An Introduction to university accommodation
There are a number of things to consider when looking at university accommodation and where a student will live - but ultimately it must be a decision that’s right for each individual student.
Living at home can be a cheaper option and convenient for those students already living locally to their university. But accommodation provided whilst at university, whether private or university managed, will encourage independence and will allow them to meet lots of new people. It’s also important to remember that whatever decision they make doesn’t have to be fixed for the entirety of their university experience.
An overview of each option is provided below.
Most first year students are allocated a place in university-managed accommodation halls and it is a great way to get to know people that they may not meet in their lectures and seminars. They are usually also conveniently located, which takes away that worry about commuting for lectures in the morning! Some consider this to be a halfway option as you can choose to have catering provided but still allows for lots of independence.
Usually, universities will ask applicants to rank their choices in order of preference and they will be allocated and assigned around results day. This means of course that they will not always be allocated their first choice and it is not always possible to choose your housemates in advance.
This set up is very similar to university halls and students will be allocated their own room, perhaps an en-suite depending on the options available and share a communal area. Often, students from universities across the city can choose to live in private accommodation and therefore it’s a great way to expand their social circle.

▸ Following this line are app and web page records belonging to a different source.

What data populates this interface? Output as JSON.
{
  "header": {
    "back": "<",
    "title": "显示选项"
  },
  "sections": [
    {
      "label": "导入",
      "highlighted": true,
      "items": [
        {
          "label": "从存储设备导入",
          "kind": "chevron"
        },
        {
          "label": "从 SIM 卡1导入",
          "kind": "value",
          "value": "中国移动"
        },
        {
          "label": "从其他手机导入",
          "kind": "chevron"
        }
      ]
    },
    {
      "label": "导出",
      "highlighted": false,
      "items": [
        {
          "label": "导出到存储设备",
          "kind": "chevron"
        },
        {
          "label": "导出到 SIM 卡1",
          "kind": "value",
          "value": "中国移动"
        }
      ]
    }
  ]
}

Prices for private accommodation will vary and some may be more expensive due to extras such as a gym or additional facilities. Whilst at first it can sound like a great deal, for some it may be unnecessary extra costs, it is a good idea to remind students to consider their budgets. There are of course the same pitfalls as university managed halls, it’s unusual that they can choose who to live with in advance.
One of the main benefits of living at home, aside from the cost, is that there is no need to relocate, to apply for accommodation which eliminates some of those pre-entry worries. There’s also that age old cliché…someone at home to cook and still take care of the laundry perhaps?
It goes without saying that students can be in the heart of the hustle and bustle of university life when living on campus whereas living under someone else’s roof often means someone else’s rules.
What should they research?
Each individual student may have an idea of requirements that their accommodation must have for example same sex or alcohol-free accommodation, but for those at a loss of where to begin to narrow down their options here are some key points to consider.
How secure is the accommodation? Most accommodation will offer onsite security managed by dedicated staff, often they may include current students who receive extensive training and work collaboratively with the wider support teams. Over the first few months there are usually great events and activities to help students to transition into their new living situations.
Most contracts will be 40 weeks but if their course is longer it is worth double checking if there is availability for them to extend the contract. Likewise, it is useful to understand if they have to move out at the end of each term or is the room available over the Christmas break should they wish to stay for a part time job.
Unipol’s National Codes will provide all the necessary information about the codes of standards for each accommodation option. This website is useful way beyond their first year and is a great tool to revisit when looking into private housing in their 2nd and 3rd years.
Some students are keen to bring their own car with them but it’s a good idea to research the transport options in advance as most universities can guarantee free or discounted travel for students, especially if they’re living in halls of residence.
The Student Room is a great tool for students to connect with others in the same boat as them, whether it’s to meet students who may potentially live in the building or hear from current students who can share their experience from the university. To avoid being swayed by beautiful but expensive options to then feel disappointed, the Brightside Student Calculator is a great tool to help guesstimate finances before making those final choices.
To conclude, here are some key pieces of advice to share with those students who may need just a few more words of encouragement:
- Take a door stop and try not to stay in your room when you first move in
- Get involved – even if you live at home!
- Read the small print – what’s included, contract lengths etc?
- Don’t be afraid to contact university staff if you have any questions
- Consider your own needs and wishes